I was raised in the Nazarene Church, and so when I felt a "call" to the ministry, I went to study theology at the nearest Nazarene University, which was Southern Nazarene University, in Bethany, Oklahoma, and attended there from 1986 to 1990. While, at that time, the Nazarene Church was still a very conservative evangelical denomination, the professors who taught in their Religion and Philosophy Department were not so much. My elder brother had attended the same school earlier in the 80's and the liberal professors he had were the conservative professors that I had... and they hadn't really changed. However the conservative professors had generally been replaced by professors who were even more liberal than the previous liberals. Much of the material I studied during that time was a labor to be endured -- authors that had little that inspired or edified -- but there were a few exceptions, and prominently among those exceptions were the books by the Methodist theologian Thomas Oden. Oden had been a student of the extremely liberal German biblical scholar Rudolph Bultmann, and so was very much a part of the skeptical intellectual environment that I found so unattractive. However, at some point in the 70's he began to apply the skeptical criteria of liberal scholarship back upon liberal scholarship, and ended up affirming that the "Ecumenical Consensus" of the first millennium of Christian history was "normative". I was introduced to his work in my systematic Theology class. He had at that time written the first two volumes of a systematic theology that followed the outline of the Nicene Creed. In that class, we used volume 2, "The Word of Life", which focused on those parts of the Creed that related to Christ. That book was so refreshing that I got me a copy of Volume 1, "The Living God", and read it as well. And I found that our library had his book "Agenda for Theology", which was I think then out of print, but was his theological manifesto, and explained how he had moved from being a Bultmanian to one who affirmed the authority of the Tradition of the Church. That book was later reprinted in a significantly revised form, under the title "After Modernity... What?" In my pastoral theology class, they also used his "Pastoral Theology" as a textbook, which went to the Tradition of the Church for guidance on how to deal with the practical issues of pastoral theology. Reading his works were not the only reason I eventually became Orthodox, but they were a part of a convergence of things that pointed me in that direction.

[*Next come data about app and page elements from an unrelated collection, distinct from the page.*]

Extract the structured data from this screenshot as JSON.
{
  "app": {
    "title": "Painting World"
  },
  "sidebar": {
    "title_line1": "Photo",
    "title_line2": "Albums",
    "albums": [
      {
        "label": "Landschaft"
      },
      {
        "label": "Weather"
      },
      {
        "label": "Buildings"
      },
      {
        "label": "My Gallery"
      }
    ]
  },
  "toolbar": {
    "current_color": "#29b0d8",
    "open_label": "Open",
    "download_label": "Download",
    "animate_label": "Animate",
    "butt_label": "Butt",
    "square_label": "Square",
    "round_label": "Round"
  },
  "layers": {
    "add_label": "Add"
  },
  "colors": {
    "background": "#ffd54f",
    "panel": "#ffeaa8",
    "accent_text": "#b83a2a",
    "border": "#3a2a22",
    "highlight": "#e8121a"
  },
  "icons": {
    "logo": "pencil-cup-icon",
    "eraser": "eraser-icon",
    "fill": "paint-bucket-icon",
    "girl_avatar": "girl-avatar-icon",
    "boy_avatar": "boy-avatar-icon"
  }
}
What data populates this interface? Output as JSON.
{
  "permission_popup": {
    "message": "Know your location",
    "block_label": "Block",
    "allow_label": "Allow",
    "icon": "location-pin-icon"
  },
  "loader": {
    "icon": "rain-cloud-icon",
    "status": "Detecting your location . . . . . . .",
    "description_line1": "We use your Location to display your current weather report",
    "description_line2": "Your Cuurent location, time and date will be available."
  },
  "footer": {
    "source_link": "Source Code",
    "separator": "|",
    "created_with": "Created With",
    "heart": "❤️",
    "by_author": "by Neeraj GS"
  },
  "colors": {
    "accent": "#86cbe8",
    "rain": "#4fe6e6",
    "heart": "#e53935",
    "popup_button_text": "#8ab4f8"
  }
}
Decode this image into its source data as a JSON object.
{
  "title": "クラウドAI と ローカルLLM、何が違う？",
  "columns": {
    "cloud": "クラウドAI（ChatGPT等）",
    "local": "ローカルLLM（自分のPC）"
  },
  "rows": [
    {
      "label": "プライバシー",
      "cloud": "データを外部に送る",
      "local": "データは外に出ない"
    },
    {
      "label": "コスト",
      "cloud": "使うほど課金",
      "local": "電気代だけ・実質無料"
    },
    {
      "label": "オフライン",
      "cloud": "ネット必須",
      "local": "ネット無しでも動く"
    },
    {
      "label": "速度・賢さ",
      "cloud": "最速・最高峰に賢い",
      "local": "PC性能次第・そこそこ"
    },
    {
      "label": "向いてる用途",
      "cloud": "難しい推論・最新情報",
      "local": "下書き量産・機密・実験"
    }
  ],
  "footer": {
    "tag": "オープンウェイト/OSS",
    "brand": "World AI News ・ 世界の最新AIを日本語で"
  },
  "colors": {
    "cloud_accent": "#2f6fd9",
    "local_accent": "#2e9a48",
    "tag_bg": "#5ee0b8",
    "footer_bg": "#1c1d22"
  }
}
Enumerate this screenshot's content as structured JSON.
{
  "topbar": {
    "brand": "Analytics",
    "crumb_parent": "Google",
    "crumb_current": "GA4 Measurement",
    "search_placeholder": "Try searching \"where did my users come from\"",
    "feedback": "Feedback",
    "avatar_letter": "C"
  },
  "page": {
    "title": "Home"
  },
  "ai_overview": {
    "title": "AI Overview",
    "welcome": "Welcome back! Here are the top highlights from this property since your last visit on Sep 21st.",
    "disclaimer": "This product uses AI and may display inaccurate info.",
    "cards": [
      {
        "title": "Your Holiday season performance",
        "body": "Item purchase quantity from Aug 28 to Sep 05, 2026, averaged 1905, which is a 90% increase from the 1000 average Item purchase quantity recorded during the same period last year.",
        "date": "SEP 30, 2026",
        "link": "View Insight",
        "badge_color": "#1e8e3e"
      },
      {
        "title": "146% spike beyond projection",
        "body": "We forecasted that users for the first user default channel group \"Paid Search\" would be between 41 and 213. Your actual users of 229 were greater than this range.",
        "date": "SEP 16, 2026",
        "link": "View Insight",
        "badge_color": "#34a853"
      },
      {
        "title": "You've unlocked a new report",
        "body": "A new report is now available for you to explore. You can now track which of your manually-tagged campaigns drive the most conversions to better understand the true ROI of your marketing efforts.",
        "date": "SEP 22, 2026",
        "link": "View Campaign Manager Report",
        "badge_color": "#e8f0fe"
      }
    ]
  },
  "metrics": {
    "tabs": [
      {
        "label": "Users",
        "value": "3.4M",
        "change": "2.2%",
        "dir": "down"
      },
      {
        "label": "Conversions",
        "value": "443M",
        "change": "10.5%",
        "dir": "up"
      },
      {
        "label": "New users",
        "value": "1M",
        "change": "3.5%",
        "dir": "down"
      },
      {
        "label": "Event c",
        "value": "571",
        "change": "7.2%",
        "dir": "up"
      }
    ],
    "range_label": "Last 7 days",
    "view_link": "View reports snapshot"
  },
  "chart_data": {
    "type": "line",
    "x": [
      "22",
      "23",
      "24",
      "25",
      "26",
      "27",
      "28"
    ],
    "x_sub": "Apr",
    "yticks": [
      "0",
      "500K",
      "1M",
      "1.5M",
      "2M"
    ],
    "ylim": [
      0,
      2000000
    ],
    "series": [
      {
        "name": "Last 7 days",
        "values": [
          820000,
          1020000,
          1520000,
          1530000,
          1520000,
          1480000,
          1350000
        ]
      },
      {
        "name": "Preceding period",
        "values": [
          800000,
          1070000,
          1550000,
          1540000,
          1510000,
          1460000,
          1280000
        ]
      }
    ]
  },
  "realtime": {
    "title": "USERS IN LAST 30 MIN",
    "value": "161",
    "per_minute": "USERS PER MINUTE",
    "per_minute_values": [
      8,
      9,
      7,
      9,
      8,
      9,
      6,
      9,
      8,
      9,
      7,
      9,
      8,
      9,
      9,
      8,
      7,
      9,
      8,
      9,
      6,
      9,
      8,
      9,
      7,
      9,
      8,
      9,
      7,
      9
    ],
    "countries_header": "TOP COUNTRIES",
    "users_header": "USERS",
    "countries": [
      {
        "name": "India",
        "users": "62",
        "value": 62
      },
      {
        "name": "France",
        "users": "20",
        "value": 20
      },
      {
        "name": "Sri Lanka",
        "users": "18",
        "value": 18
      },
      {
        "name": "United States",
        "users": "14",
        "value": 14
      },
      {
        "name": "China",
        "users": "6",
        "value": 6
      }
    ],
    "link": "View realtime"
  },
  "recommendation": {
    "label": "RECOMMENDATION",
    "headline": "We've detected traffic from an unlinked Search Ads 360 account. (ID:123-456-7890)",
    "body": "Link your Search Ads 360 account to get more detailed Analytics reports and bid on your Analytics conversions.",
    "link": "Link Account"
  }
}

The third volume of his systematic theology was not published until 1992, and by that time I had been Orthodox awhile, and so was less eager to purchase a copy, though I always had the intention of eventually doing so, in order to complete the set. Just recently, I finally got around to it, and reading it has been a walk down memory lane. Reading the preface reminded me of what a radically different spirit I found in his writings in comparison with most of the material I had studied at SNU.
In the second paragraph of his preface, he wrote:
"At the end of this journey I reaffirm solemn commitments made at its beginning:
- To make no new contribution to theology
- to resist the temptation to quote modern writers less schooled in the whole counsel of God than the best ancient classic exegetes
- To seek quite simply to express the one mind of the believing church that has been ever attentive to the apostolic teaching to which consent has been given by Christian believers everywhere, always, and by all -- this what I mean by the Vincentian method (Vincent of Lerins, comm., LCC [Library of Christian Classics] VII, pp. 37-39,65-74; for an accounting of this method see LG [The Living God (volume 1 of his systematic theology)], pp. 322-25,341-51)
I can't remember in which of his books he said this, but I remember him echoing the above sentiments, and saying that he wanted the epitaph on his tombstone to say "He added nothing new to theology."
Thomas Oden is still a Protestant, and so one should not assume that I would agree with him entirely, but his devastating critique of Protestant liberalism and modernity in general, combined with his affirmation of the Tradition of the Church was an oasis in a spiritual and intellectual desert, and it pointed me in the direction of the Orthodox Church.